The other weekend, we - Minima, Minora, Maxima and myself - cycled into Cambridge. Upon locking up our bikes in town, we had a coffee at one of the little kiosks that spring up in public spaces. Later, we went to McDonalds and had four burger meals with drinks. There was scarcely any difference in price.
McDonald's, I think, is a great place to eat. Kids get toys with their meals and can be relatively loud without making you feel that you're breaking the law, the Ten Commandments and the Code of Hammurabi by allowing them to be children. Or, indeed, social conventions about the "done thing" forged in upwardly-mobile dinner parties wherein the great, the good and the gormless gather to gossip.
Many years ago, I remember my Mum taking me to an oriental restaurant up north; the only pub to sell food was shut, the café was far away, and at that time "fast food" would have conjured up a picture of a sarnie on a train. I'm sure the food must have been very good, but we made our way through it silently and uncomfortably.
There have been various styles of cuisine going in and out of fashion, but, although two radishes presented on a bed of chilli-and-banana flavoured ice-cream might make you think, when I get a meal I just want to eat the damn thing, not write a doctoral thesis about it.
Recently, my brother Asinus took me for a burger to thank me for helping his wife Patientia with her tooth-related travails. I was expecting a McDonald's, which would have been good, but he went one better.
GBK - Gourmet Burger Kitchen - is an eaterie in Regent Street that's been there for over a year, although I've managed to miss it, probably because usually when I'm walking down that way, my gaze is straight ahead as I try to weave my way through the crowd.
Through the door, I felt as if I'd entered a posh restaurant, and started to panic a little. But when I saw the menu, I knew that I'd gone to hamburger heaven. I ordered a beefburger with blue cheese and bacon, declining the offer of chips as I merely wanted to fill a hole that would be empty again in time for dinner. No problem. The staff were friendly, the lighting was subdued and so was the music. Wine or beer was available but we had coffee, which came almost immediately. The burger obviously took longer than a McDonald's, but still came more quickly than I was expecting it to. It was served with the bacon between a good-sized, freshly cooked burger and a thick, melting slab of blue cheese, atop which was lettuce, topped with a subtly-spiced chutney which was fenced in by two semicircles of purple onion. Had Mozart made burgers, this is what he'd have come up with.
Obviously it was pricier than a McDonald's or burger King than such, but I was expecting that - not just for the superior cooking, but also for the ambience (and anyway, Asinus was paying). It was still cheaper than a snack of an equivalent size in an equivalently classy restaurant.

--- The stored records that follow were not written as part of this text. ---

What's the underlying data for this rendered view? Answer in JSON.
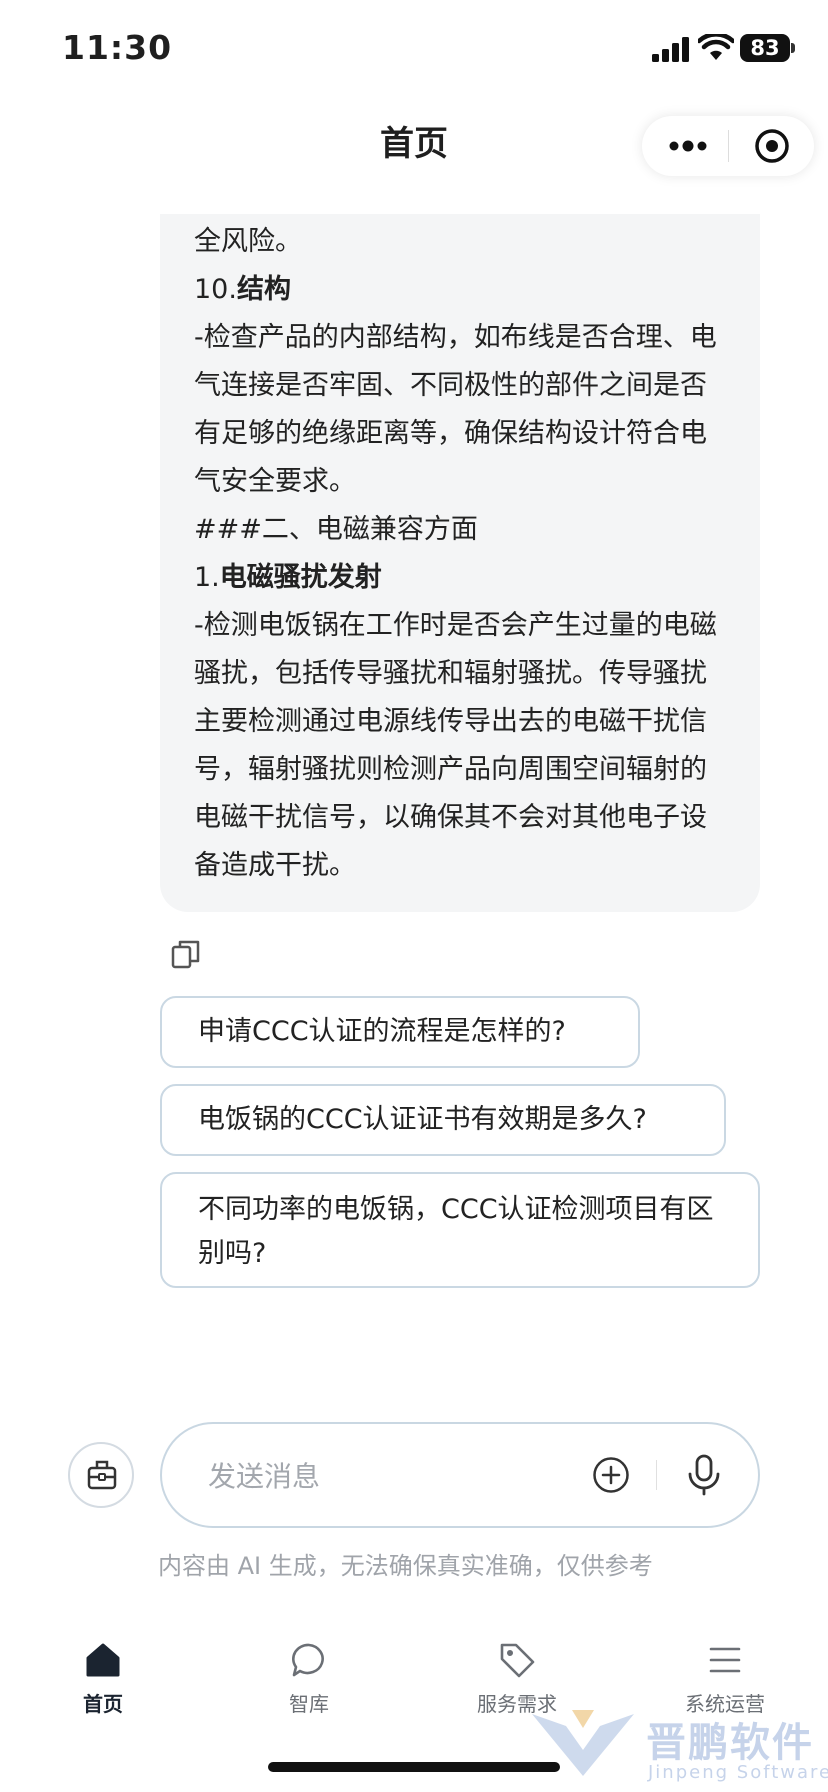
{
  "status_bar": {
    "time": "11:30",
    "battery": "83"
  },
  "header": {
    "title": "首页"
  },
  "answer": {
    "line1": "全风险。",
    "s10_num": "10.",
    "s10_title": "结构",
    "s10_text": "-检查产品的内部结构，如布线是否合理、电气连接是否牢固、不同极性的部件之间是否有足够的绝缘距离等，确保结构设计符合电气安全要求。",
    "section2": "###二、电磁兼容方面",
    "s1_num": "1.",
    "s1_title": "电磁骚扰发射",
    "s1_text": "-检测电饭锅在工作时是否会产生过量的电磁骚扰，包括传导骚扰和辐射骚扰。传导骚扰主要检测通过电源线传导出去的电磁干扰信号，辐射骚扰则检测产品向周围空间辐射的电磁干扰信号，以确保其不会对其他电子设备造成干扰。"
  },
  "suggestions": [
    "申请CCC认证的流程是怎样的?",
    "电饭锅的CCC认证证书有效期是多久?",
    "不同功率的电饭锅，CCC认证检测项目有区别吗?"
  ],
  "input": {
    "placeholder": "发送消息"
  },
  "disclaimer": "内容由 AI 生成，无法确保真实准确，仅供参考",
  "tabs": [
    {
      "label": "首页",
      "icon": "home-icon",
      "active": true
    },
    {
      "label": "智库",
      "icon": "chat-bubble-icon",
      "active": false
    },
    {
      "label": "服务需求",
      "icon": "tag-icon",
      "active": false
    },
    {
      "label": "系统运营",
      "icon": "menu-icon",
      "active": false
    }
  ],
  "watermark": {
    "cn": "晋鹏软件",
    "en": "Jinpeng Software"
  },
  "colors": {
    "accent": "#1b2430",
    "border": "#c9d7e2",
    "bubble": "#f4f5f6",
    "muted": "#a0a4aa"
  }
}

The four of us will still go to McDonald's when in town, but I don't see McDonald's etc and GBK being in competition - they're for different types of eating. And I now know a good place to take Maxima.
When I got home my interest in burgers was piqued. My Gran once worked as a cook - I got her old book of "Plain Cookery Recipes" from the Edinburgh School of Cookery and Domestic Economy (which used to award housewives' diplomas) from the shelf. She had marked it "1929" on the inside front cover; there's no printed date on the book, but the only editions of it that I can find are 1920 and 1932. Inside, there's a recipe for "croquettes", which appears closer to burgers than croquettes as we now understand them. It evoked poignant whiffs of a kitchen at the edge of living memory. Here's some equivalents if you're interested, and here is the recipe:
Half-pound cooked meat.
One gill second stock.
One teaspoonful of chopped parsley.
One teaspoonful ketchup or Harvey's sauce.
Pepper and salt.
TO COAT THE CROQUETTES
One beaten egg.
Dried bread crumbs.
Free the meat from fat and skin, and chop or mince it finely. Make a sauce of the dripping, flour and stock; add it to the meat, parsley and seasonings, and turn the mixture on to a plate to cool. When cold and firm divide into equal-sized portions, and form into croquettes. Brush with beaten egg. Toss in the bread crumbs, and fry to a golden brown in smoking-hot fat. Dish, and garnish with fried parsley. Serve with a suitable sauce.
To fry parsley. - Wash the parsley, pick each sprig from the stalk, and dry carefully. Put the parsley in a frying basket, and cool the fat till there is no smoke rising from it. Put the basket gently into the pan, and fry till the hissing noise stops. Drain well.